Even though the weather was often against us, the authorities and the general public were quite the opposite. We barely dealt with any cops or security the whole time and oddly enough people would often give us gifts for skating their property. Phil Marshall seemed particularly good at instigating the gift giving. He skated a road gap where he was landing on some poor bloke's doorstep. What does the fella do? Comes outside and gives us a bowl of apples. Another time we had gathered outside a closed pub, where Phil wanted to skate a mondo picnic table in a line. I didn't like the chances, as the pub was about to open. Next thing you know the manager comes out with a jug of beer. "Can we skate your table?" "Sure mate, as long as I can bring you more beer!" Boom. Four jugs and a couple of bowls of chips later and Phil got his line.

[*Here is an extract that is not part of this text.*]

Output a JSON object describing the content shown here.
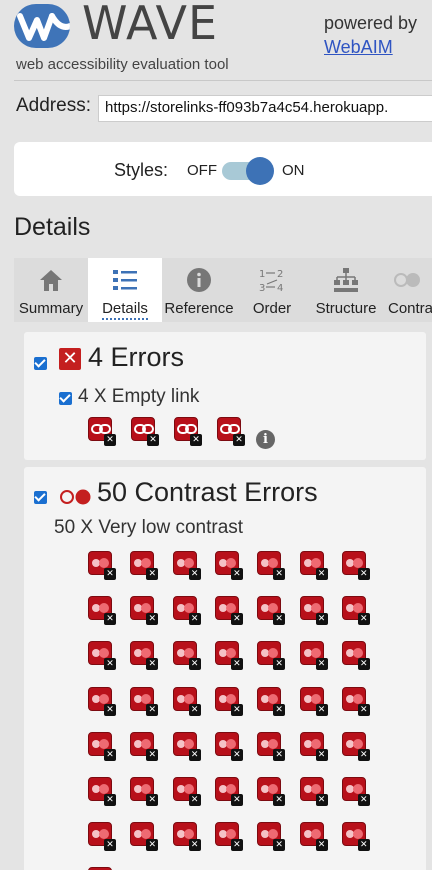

Butter Goods Melbourne

Ducky, ollie over to nose manual. Photo: Isaac Matz (click to enlarge)

Taylor Nawrocki and I connected instantly over two things: our love for fizzy water and our respect for the Australian marsupial known as the wombat. You guys always ask us whether we have pet kangaroos or hang out with emus? But when is the wombat going to get some love? Wombats basically look like a furry barrel tipped over then given some stumpy legs. They can be fierce and are known to bowl over humans in a single charge. I find they are also essential in describing skate spots. There are two general types of street tranny: banks and wombats. Banks are either banked or slightly transitioned. Wombats are less friendly: They are always convex and are a lot harder to land into than a bank due to their general roundness. Despite their challenging disposition, they fall under one spot rule: If there is street tranny at your spot you must hit it. Or in other words, "If one is at a spot containing a wombat, one must utilize that wombat in the skating of that spot."

Butter Goods Melbourne

Taylor Nawrocki, backside lipslide. Photo: Isaac Matz (click to enlarge)

When street skating was young, the guys who stood out were just as much artists as they were skateboarders. Young buck and ultimate nice guy Casey Foley is one of those. Casey's passions are life, skateboarding and photography. If he isn't blazing through a spot or astonishing bystanders with his first try flatground game, he is off in the distance documenting the splendid quirks of street life for Ducktales (his zine). He also has an encyclopaedic knowledge of 90s rap.

Alex Schmidt, frontside 50-50 hippy jump. Photo: Issac Matz (click to enlarge)

Alex Campbell is captain humble, hard worker, ultimate fiancé and father of three. Get him on a skateboard and he instantly melds into a beast. Imagine you've successfully mixed Julien Stranger and Nate Jones and then thrown in a seasoning of Busentiz. Even the world's greats are baffled when witnessing Alex first hand. He has everything: the speed, the flips, the poise, the power and the rawness. Same goes for Ben Gore, right? Imagine seeing them skate together—high velocity bandits just leaping over everything insight. There were a couple of sessions where they were so deep in the zone that everyone else was sidelined with astonishment.

Butter Goods Melbourne

Mike Arnold, backside smith. Photo: Isaac Matz (click to enlarge)

With the power of a wildebeest and the touch of a ballet dancer, Mike Arnold is a pure sensation on the board. We all know that a tall skater coupled with a great style makes for happy eyeballs. We all studied Mike's skating in the couple of years leading up to the trip but all we had really seen was a mini Mike through an iPhone screen. Real life Mike is much more impressive. His well-honed eye, his finely tuned feet and his general disregard for gravity make him one of the most exciting skaters I have personally ever witnessed. This guy is a proper showstopper. New favorite.

Ben Gore, gap frontside wallride. Photo: Isaac Matz (click to enlarge)